#### DATA FOR THIS EXERCISE

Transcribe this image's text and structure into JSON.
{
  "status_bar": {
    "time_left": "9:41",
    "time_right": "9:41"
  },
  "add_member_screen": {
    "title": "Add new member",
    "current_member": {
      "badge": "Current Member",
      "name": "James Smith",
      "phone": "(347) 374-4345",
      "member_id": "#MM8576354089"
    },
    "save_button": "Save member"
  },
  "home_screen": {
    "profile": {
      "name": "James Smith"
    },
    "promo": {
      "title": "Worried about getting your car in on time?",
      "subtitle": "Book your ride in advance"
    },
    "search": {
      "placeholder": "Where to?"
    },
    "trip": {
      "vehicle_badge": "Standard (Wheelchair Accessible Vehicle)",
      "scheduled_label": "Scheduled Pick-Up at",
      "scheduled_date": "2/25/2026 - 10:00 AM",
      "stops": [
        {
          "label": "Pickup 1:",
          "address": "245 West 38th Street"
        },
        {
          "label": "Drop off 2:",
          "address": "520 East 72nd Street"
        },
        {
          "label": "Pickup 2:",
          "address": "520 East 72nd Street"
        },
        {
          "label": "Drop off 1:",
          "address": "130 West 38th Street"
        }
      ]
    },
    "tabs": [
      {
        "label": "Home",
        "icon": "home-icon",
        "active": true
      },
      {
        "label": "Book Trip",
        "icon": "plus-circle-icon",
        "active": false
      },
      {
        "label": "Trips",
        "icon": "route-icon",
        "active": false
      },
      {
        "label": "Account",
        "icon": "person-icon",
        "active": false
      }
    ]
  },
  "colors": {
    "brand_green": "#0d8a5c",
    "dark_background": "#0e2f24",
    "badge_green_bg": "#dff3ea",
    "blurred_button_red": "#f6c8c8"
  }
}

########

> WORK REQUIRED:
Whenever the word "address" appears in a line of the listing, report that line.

> PROBLEM SOLUTION:
          "address": "245 West 38th Street"
          "address": "520 East 72nd Street"
          "address": "520 East 72nd Street"
          "address": "130 West 38th Street"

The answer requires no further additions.